The NYPD’s security robot is no longer being used in the transit system. Our contributor said it had been a fiasco from the start. A police spokesperson confirmed the experiment is over. “The Knightscope K5 has completed its pilot deployment in the NYC subway system,” an NYPD spokesperson confirmed.

| 09 Feb 2024 | 02:37

When, this September, Mayor Eric Adams, flanked by police captains, unveiled the new police robot patrolling the Times-Square 42nd-Street Station, he projected confidence. “Eventually,” he said, “this is going to be a part of the fabric of our subway system.”

“The NYPD must be at the forefront of technology and be two steps ahead of those who would use it to hurt New Yorkers,” said Mayor Adams.

But two months later, as protestors against the Israel-Hamas War marched above ground, a dozen police officers guarded the robot, which stood behind metal barricades, turned off. “We’re pretty much guarding it,” said one cop. Asked what the robot did, they said they “don’t know.”

The K5 Security Robot, developed by a California-based firm called Knightscope, functions as a moving security camera and also provides ‘physical deterrence.’ The robot’s ‘pay,’ at approximately $8 an hour, has been much touted. “This is below minimum wage,” said Mayor Adams during his announcement. “No bathroom breaks, no meal breaks. This is a good investment.”

But at the NYPD starting wage of $27 an hour, the dozen cops guarding the robot cost the City, each hour, approximately $324–all to protect a robot that literally did nothing: it’s ‘shift’ is from midnight to 6 a.m.

When I went to watch it on duty, I found a squat, blue-and-white, R2D2-like machine which wheeled between two subway entrances and their adjoining hallway; it cannot go down stairs. Teenagers laughed and took pictures. Older commuters side-eyed the robot as they passed by. Panhandlers mumbled in its general direction, while the two police officers assigned to guard it followed slowly behind, playing on their phones and, from time to time, looking dejectedly up at their charge.

“One time someone tried to throw their coffee at it,” Officer Saini, one of the two who were guarding it at the time told me. “But he was just a crazy guy.”

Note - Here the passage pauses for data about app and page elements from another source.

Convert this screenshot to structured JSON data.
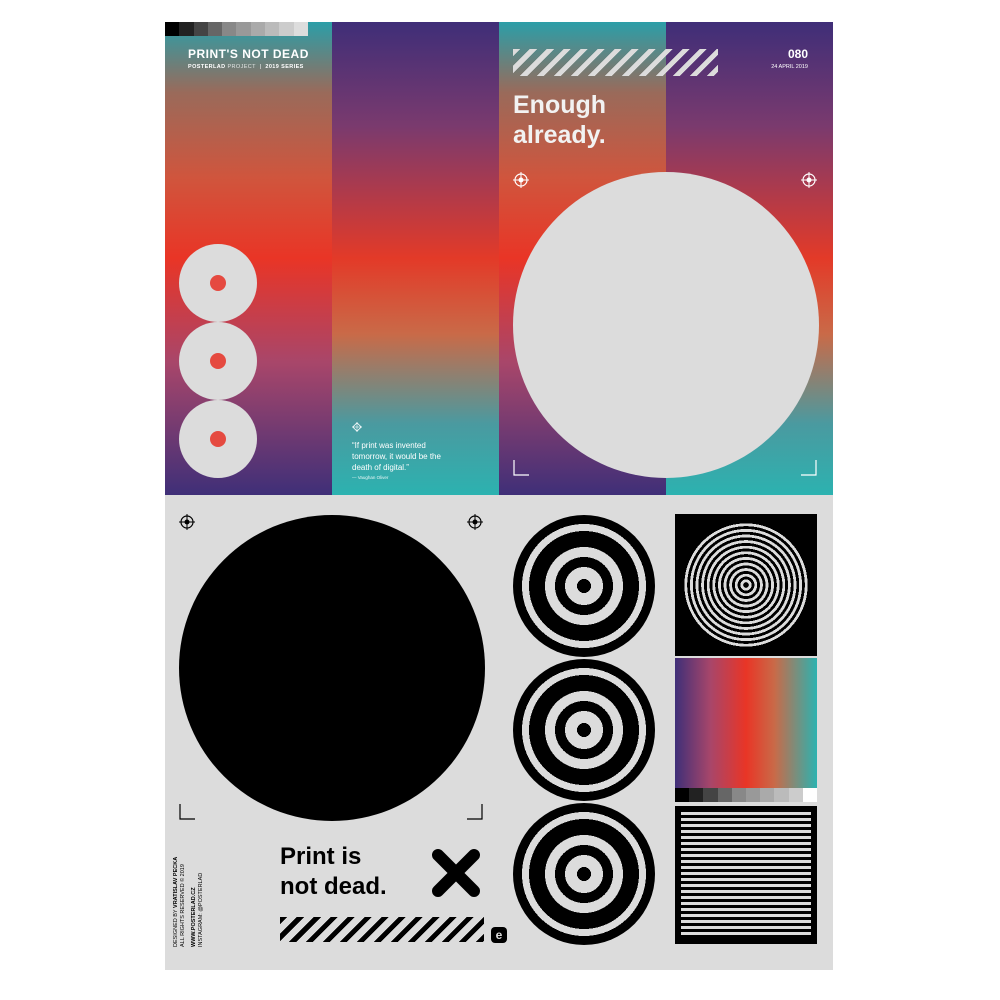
{
  "header": {
    "title": "PRINT'S NOT DEAD",
    "subtitle_brand": "POSTERLAD",
    "subtitle_project": "PROJECT",
    "subtitle_series": "2019 SERIES",
    "number": "080",
    "date": "24 APRIL 2019"
  },
  "headline": {
    "line1": "Enough",
    "line2": "already."
  },
  "quote": {
    "text": "“If print was invented tomorrow, it would be the death of digital.”",
    "author": "— Vaughan Oliver"
  },
  "bottom": {
    "line1": "Print is",
    "line2": "not dead.",
    "logo_letter": "e"
  },
  "credits": {
    "designed_by_label": "DESIGNED BY",
    "designer": "VRATISLAV PECKA",
    "rights": "ALL RIGHTS RESERVED © 2019",
    "website": "WWW.POSTERLAD.CZ",
    "instagram": "INSTAGRAM: @POSTERLAD"
  },
  "colors": {
    "background": "#dcdcdc",
    "ink": "#000000",
    "teal": "#2cb2b0",
    "red": "#e93526",
    "purple": "#3f2f78"
  },
  "icons": [
    "crosshair-icon",
    "x-mark-icon",
    "logo-e-icon"
  ]
}
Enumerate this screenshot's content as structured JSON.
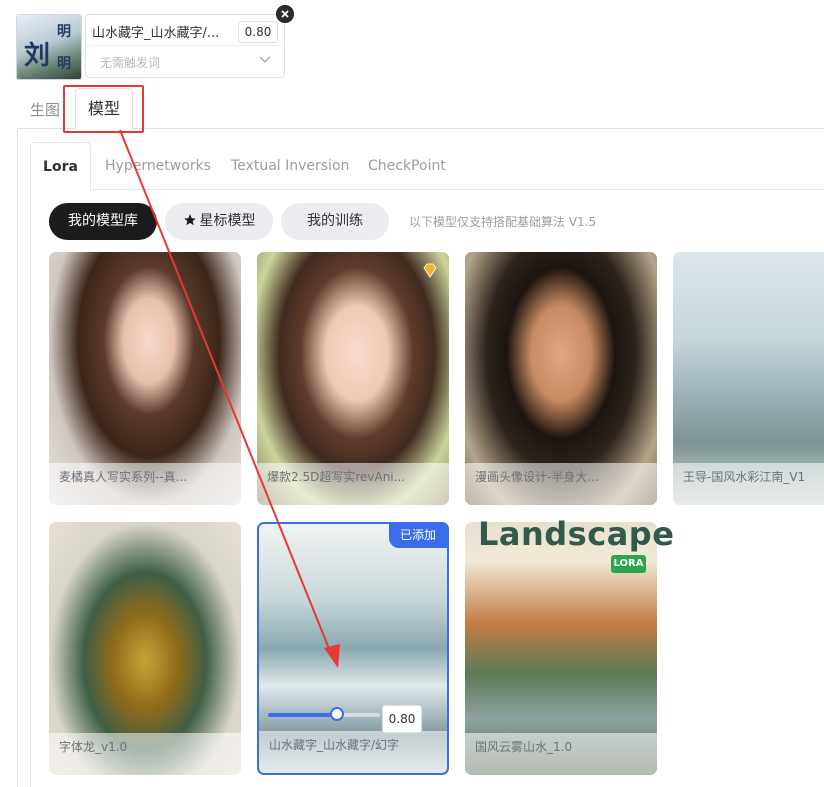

“Are you going to get pranksters? Yes,” Mayor Adams said back then. “If anyone destroys this or vandalizes this, they’re going to be captured on video and we’re going to prosecute them.”

As the time went on and the crowds thinned, the robot randomly shuffled back and forth, blinking, beeping, taking 360 degree video footage of what was, except for me, an empty hallway.

“It’s a hunk of junk,” said commuter Alex Henry, 21.

“If that’s where my $2.90 is going, I want a refund,” said Winter Runlan, 21.

By its supporters, the robot had been called “a good investment,” “efficient,” “the future of public safety”; by its opponents, “surveillance theater,” a threat to privacy, a step towards mass surveillance.

But discussions of the robot’s utility as a moving camera, or its danger as a threat to privacy, all obscure the fact that the K5’s record is largely one of incompetence. In Washington D.C., the K5 – depressed, perhaps, by its lack of pay–drove itself into a water fountain. More alarmingly, a K5 ran over a child in a California mall. The child lived, but the robot, immediately taken out of service, did not. “It’s a trash can on wheels,” said Albert Fox Cahn, the executive director of the Surveillance Technology Oversight Project.

When, during its shift at 42nd-Street, an Emergency Exit alarm went off at one of the entrances, the robot raced to the scene, only to find the station empty, the perpetrators gone, the door shut but the alarm still shrieking.

The NYPD confirmed the experiment has ground to a halt. “The Knightscope K5 has completed its pilot deployment in the NYC subway system.”